By far the most experimental film of the director to date, EMA is an impressionistic, erotically charged character study that confounds and dazzles in equal measure. The basic premise is immediately clear: Dancer Ema (Mariana Di Girolamo) and her choreographer husband Gastón (Gael García Bernal) can’t have kids and adopted a son, Polo. After Polo took to playing with fire and caused a horrible accident, the young couple gave him back for adoption in shock. This decision haunts Ema and eventually propels her to go on a journey to find her son and possibly also herself.
With a filmography that includes NO, THE CLUB, NERUDA and JACKIE, at this point I think Larraín might in fact be incapable of doing something that’s not at least wildly interesting – which is certainly the case with EMA, his first feature after directing Natalie Portman to an Oscar nomination in the Jackie O biopic – but it’s so much more too. For the bulk of the film, the narrative is disorientingly fragmented. Ema gets into bitter arguments with Gastón, tries to find a new teaching job, hooks up with a married firefighter, hooks up with her divorce lawyer, hooks up with friends in disco-lit orgies … all the while random dance numbers choreographed to a sexy, psychedelic soundtrack are sprinkled throughout.
Indeed, as much as I wouldn’t claim to know what the film is about exactly, I can tell that music and dance are an essential part of its conception. Not only do they map out the visual and aural DNA of a film that’s sensually arresting from start to finish, they provide the emotional beats the characters might not be able to articulate. As such, Jose Luís Vidal’s expressive, impassioned choreography must be credited while Nicolas Jaar’s strikingly stylish score with traces of deep house can safely be expected to top many a top 10 film music lists by year’s end.

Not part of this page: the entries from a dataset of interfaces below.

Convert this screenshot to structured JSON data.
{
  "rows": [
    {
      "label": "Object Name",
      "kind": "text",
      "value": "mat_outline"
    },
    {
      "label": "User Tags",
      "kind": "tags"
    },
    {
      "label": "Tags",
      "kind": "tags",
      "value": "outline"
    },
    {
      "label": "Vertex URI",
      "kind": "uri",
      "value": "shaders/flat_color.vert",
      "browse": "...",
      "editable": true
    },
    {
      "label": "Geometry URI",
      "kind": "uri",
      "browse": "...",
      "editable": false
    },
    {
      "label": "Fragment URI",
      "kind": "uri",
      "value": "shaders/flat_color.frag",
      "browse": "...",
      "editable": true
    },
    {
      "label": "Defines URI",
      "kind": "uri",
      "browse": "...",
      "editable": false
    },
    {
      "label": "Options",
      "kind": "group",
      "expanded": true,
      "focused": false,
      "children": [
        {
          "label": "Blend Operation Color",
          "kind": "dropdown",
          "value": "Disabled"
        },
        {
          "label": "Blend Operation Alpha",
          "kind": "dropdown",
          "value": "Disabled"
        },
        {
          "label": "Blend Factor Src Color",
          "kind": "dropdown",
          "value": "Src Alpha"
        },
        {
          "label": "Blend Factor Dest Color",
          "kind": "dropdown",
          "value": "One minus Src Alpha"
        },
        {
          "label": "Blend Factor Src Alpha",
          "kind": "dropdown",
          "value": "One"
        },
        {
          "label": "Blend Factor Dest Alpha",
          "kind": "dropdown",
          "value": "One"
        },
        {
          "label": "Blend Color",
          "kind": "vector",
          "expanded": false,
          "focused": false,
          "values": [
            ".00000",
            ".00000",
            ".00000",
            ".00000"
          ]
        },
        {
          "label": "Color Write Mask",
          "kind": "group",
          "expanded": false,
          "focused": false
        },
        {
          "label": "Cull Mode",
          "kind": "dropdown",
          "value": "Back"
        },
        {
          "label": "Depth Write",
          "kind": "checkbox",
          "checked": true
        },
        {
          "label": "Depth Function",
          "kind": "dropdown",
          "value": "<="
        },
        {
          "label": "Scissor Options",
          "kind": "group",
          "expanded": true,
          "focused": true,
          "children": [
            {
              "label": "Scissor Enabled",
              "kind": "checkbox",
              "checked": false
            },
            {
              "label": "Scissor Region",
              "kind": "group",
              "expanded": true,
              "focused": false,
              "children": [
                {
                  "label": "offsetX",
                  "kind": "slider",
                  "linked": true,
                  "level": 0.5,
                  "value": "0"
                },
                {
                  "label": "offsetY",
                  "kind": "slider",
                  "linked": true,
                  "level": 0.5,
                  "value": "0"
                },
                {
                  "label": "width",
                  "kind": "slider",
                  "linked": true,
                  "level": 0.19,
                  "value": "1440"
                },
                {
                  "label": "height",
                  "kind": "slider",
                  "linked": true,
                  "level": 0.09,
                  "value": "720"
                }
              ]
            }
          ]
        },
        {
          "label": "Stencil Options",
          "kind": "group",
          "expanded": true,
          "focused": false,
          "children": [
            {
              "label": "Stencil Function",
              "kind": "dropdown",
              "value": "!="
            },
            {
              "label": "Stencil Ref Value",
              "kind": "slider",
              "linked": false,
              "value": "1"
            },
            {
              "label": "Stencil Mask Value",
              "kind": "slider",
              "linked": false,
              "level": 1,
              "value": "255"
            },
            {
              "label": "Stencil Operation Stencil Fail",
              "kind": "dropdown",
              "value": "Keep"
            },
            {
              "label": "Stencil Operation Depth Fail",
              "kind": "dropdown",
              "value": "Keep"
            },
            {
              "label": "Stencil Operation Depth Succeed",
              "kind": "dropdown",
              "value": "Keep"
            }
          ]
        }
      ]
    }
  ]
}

Di Girolamo is mesmerizing to watch as the inscrutable titular character. By turns aggressive, soulful and vulnerable, you can’t take your eyes off her even before her motivations and calculations are revealed in the last 10 minutes – a bona-fide contender for the best actress prize in a week’s time. That is, if the jury does not feel inclined to hand out even shinier statues to Larraín’s film, an investigation of a uniquely female experience that unfolds like a mystery and feels endlessly, defiantly alive every step of the way.